On Monday we began the story of Mahler’s Kindertotenlieder. How is this work controversial? After his marriage to Alma in 1902, Mahler took another two years to complete his orchestral song cycle. Though Alma believed it was understandable that her husband began the work as a single man in 1901, she insisted that he was tempting fate by continuing a composition related to dying children now that he was a husband and father. Three years following the completion of his song cycle, Mahler’s daughter died of diphtheria and scarlet fever. Was Alma right? Did Mahler tempt fate by insisting upon completing his Kindertotenlieder?
This past week I had the pleasure of chatting with Cincinnati Symphony Orchestra Music Director Louis Langree in the WGUC studio. When asked whether or not Mahler tempted fate by completing Kindertotenlieder, the Maestro immediately responded with a fascinating story. At one point in his past, he had agreed to conduct this very piece for an orchestra several years in advance. Before the concert date arrived, however, the birth of his daughter caused him to reconsider. Though certainly not one to cancel appointments, Langree said he felt “scared” of the Mahler “curse” and felt that he would be taking a real “gamble” if he followed through with the commitment. He confirmed that he is not typically the superstitious type but still could not bring himself to conduct this fateful piece of music.

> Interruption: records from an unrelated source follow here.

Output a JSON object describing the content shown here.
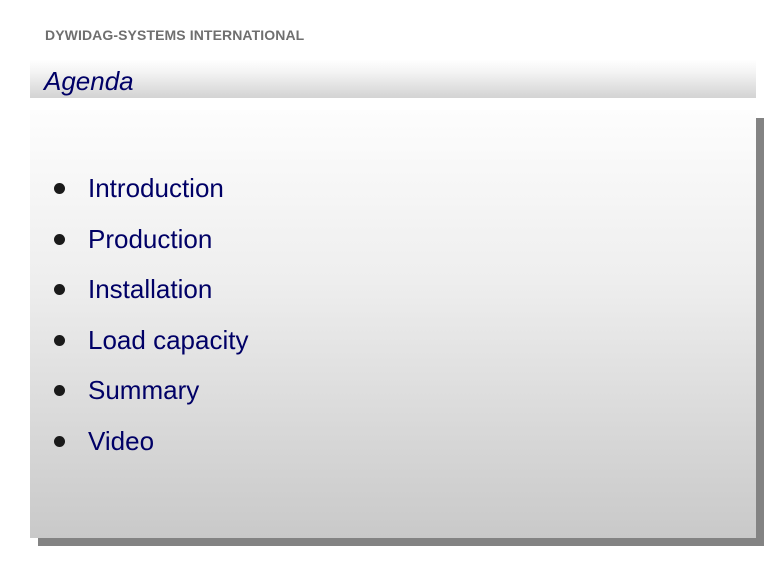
{
  "header": {
    "company": "DYWIDAG-SYSTEMS INTERNATIONAL"
  },
  "slide": {
    "title": "Agenda",
    "items": [
      {
        "label": "Introduction",
        "icon": "bullet-icon"
      },
      {
        "label": "Production",
        "icon": "bullet-icon"
      },
      {
        "label": "Installation",
        "icon": "bullet-icon"
      },
      {
        "label": "Load capacity",
        "icon": "bullet-icon"
      },
      {
        "label": "Summary",
        "icon": "bullet-icon"
      },
      {
        "label": "Video",
        "icon": "bullet-icon"
      }
    ]
  },
  "colors": {
    "title_text": "#000066",
    "company_text": "#6f6f6f",
    "bullet": "#1a1a1a"
  }
}
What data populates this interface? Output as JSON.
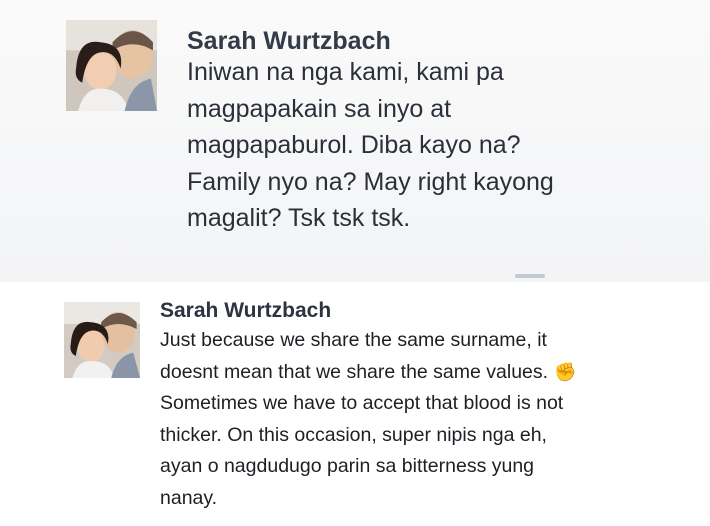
{
  "comments": [
    {
      "author": "Sarah Wurtzbach",
      "lines": [
        "Iniwan na nga kami, kami pa",
        "magpapakain sa inyo at",
        "magpapaburol. Diba kayo na?",
        "Family nyo na? May right kayong",
        "magalit? Tsk tsk tsk."
      ]
    },
    {
      "author": "Sarah Wurtzbach",
      "lines": [
        "Just because we share the same surname, it",
        "doesnt mean that we share the same values.",
        "Sometimes we have to accept that blood is not",
        "thicker. On this occasion, super nipis nga eh,",
        "ayan o nagdudugo parin sa bitterness yung",
        "nanay."
      ],
      "emoji": "✊"
    }
  ],
  "icons": {
    "avatar": "profile-photo",
    "emoji": "raised-fist-emoji"
  }
}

Did Mahler tempt fate? What would you have done in Maestro Langree’s situation? Let me know your thoughts!